Israel's Prime Minister Benjamin Netanyahu announced Monday he has informed President Reuven Rivlin he has been unable to form a new government following September elections. "A short time ago I informed the president that I was handing back my mandate to try to form a government," he said in a video posted on his official Facebook page. Last month, Israel’s president had tasked Netanyahu with forming a new government. President Reuven Rivlin mandated Netanyahu to try to form the government after his initial attempts at negotiating a unity deal between the prime minister and his main challenger Benny Gantz failed. Netanyahu again called for a unity government when accepting the mandate from Rivlin, but the two sides appear a long way from a compromise.
The 69-year-old prime minister, noting security and diplomatic challenges, had said a “broad national unity government ... is needed now.” “Everyone understands that there won’t be another opportunity,” Netanyahu said from Rivlin’s residence.
“That’s why I will do everything in my power to establish it with joint leadership.” Gantz however criticised the negotiating tactics Netanyahu’s Likud had used so far and reiterated that his own Blue and White would not be part of a government with a prime minister facing indictment for serious crimes.
Netanyahu faced the possibility of a corruption indictment in the weeks ahead, pending a hearing set for early October. Rivlin’s announcement followed a joint meeting between the president, Netanyahu and Gantz, their second since the September 17 election.
In Rivlin’s remarks, the president said he had so far been unable to have the two work out a unity deal, which he has repeatedly said is needed to form a stable government.

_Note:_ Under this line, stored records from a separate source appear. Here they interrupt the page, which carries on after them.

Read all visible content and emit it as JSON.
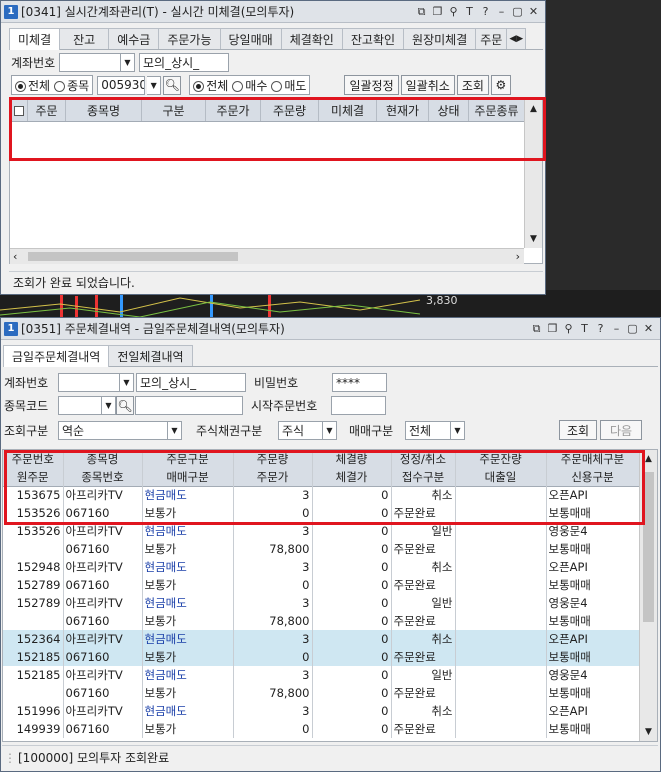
{
  "win1": {
    "title": "[0341] 실시간계좌관리(T) - 실시간 미체결(모의투자)",
    "num": "1",
    "tabs": [
      "미체결",
      "잔고",
      "예수금",
      "주문가능",
      "당일매매",
      "체결확인",
      "잔고확인",
      "원장미체결",
      "주문"
    ],
    "account_label": "계좌번호",
    "account_name": "모의_상시_",
    "radio1": [
      "전체",
      "종목"
    ],
    "stock_code": "005930",
    "radio2": [
      "전체",
      "매수",
      "매도"
    ],
    "btn_modify_all": "일괄정정",
    "btn_cancel_all": "일괄취소",
    "btn_query": "조회",
    "columns": [
      "주문",
      "종목명",
      "구분",
      "주문가",
      "주문량",
      "미체결",
      "현재가",
      "상태",
      "주문종류"
    ],
    "status": "조회가 완료 되었습니다.",
    "side_value": "3,830"
  },
  "win2": {
    "title": "[0351] 주문체결내역 - 금일주문체결내역(모의투자)",
    "num": "1",
    "tabs": [
      "금일주문체결내역",
      "전일체결내역"
    ],
    "account_label": "계좌번호",
    "account_name": "모의_상시_",
    "password_label": "비밀번호",
    "password_value": "****",
    "stock_label": "종목코드",
    "start_order_label": "시작주문번호",
    "query_type_label": "조회구분",
    "query_type_value": "역순",
    "stock_type_label": "주식채권구분",
    "stock_type_value": "주식",
    "trade_type_label": "매매구분",
    "trade_type_value": "전체",
    "btn_query": "조회",
    "btn_next": "다음",
    "header1": [
      "주문번호",
      "종목명",
      "주문구분",
      "주문량",
      "체결량",
      "정정/취소",
      "주문잔량",
      "주문매체구분"
    ],
    "header2": [
      "원주문",
      "종목번호",
      "매매구분",
      "주문가",
      "체결가",
      "접수구분",
      "대출일",
      "신용구분"
    ],
    "rows": [
      {
        "a": [
          "153675",
          "아프리카TV",
          "현금매도",
          "3",
          "0",
          "취소",
          "",
          "오픈API"
        ],
        "b": [
          "153526",
          "067160",
          "보통가",
          "0",
          "0",
          "주문완료",
          "",
          "보통매매"
        ],
        "hl": false
      },
      {
        "a": [
          "153526",
          "아프리카TV",
          "현금매도",
          "3",
          "0",
          "일반",
          "",
          "영웅문4"
        ],
        "b": [
          "",
          "067160",
          "보통가",
          "78,800",
          "0",
          "주문완료",
          "",
          "보통매매"
        ],
        "hl": false
      },
      {
        "a": [
          "152948",
          "아프리카TV",
          "현금매도",
          "3",
          "0",
          "취소",
          "",
          "오픈API"
        ],
        "b": [
          "152789",
          "067160",
          "보통가",
          "0",
          "0",
          "주문완료",
          "",
          "보통매매"
        ],
        "hl": false
      },
      {
        "a": [
          "152789",
          "아프리카TV",
          "현금매도",
          "3",
          "0",
          "일반",
          "",
          "영웅문4"
        ],
        "b": [
          "",
          "067160",
          "보통가",
          "78,800",
          "0",
          "주문완료",
          "",
          "보통매매"
        ],
        "hl": false
      },
      {
        "a": [
          "152364",
          "아프리카TV",
          "현금매도",
          "3",
          "0",
          "취소",
          "",
          "오픈API"
        ],
        "b": [
          "152185",
          "067160",
          "보통가",
          "0",
          "0",
          "주문완료",
          "",
          "보통매매"
        ],
        "hl": true
      },
      {
        "a": [
          "152185",
          "아프리카TV",
          "현금매도",
          "3",
          "0",
          "일반",
          "",
          "영웅문4"
        ],
        "b": [
          "",
          "067160",
          "보통가",
          "78,800",
          "0",
          "주문완료",
          "",
          "보통매매"
        ],
        "hl": false
      },
      {
        "a": [
          "151996",
          "아프리카TV",
          "현금매도",
          "3",
          "0",
          "취소",
          "",
          "오픈API"
        ],
        "b": [
          "149939",
          "067160",
          "보통가",
          "0",
          "0",
          "주문완료",
          "",
          "보통매매"
        ],
        "hl": false
      }
    ],
    "status": "[100000] 모의투자 조회완료"
  }
}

Netanyahu had 28 days to form a government, with a possible two-week extension. Now, Rivlin can then assign the task to someone else. Final results from September 17 voting gave Gantz’s centrist Blue and White 33 seats, ahead of right-wing Likud’s 32 out of a total 120 seats in the Knesset, Israel’s parliament. Neither has a clear path to a majority coalition. Netanyahu received the endorsement of 55 members of parliament for the post of prime minister after the election, while Gantz received 54. Ten of the parliament members endorsing Gantz however are from Arab parties and have said they will not serve in a government with the ex-military leader. Netanyahu is Israel’s longest-serving prime minister and had so far not shown any sign of willingly giving up the post he has held for a total of more than 13 years.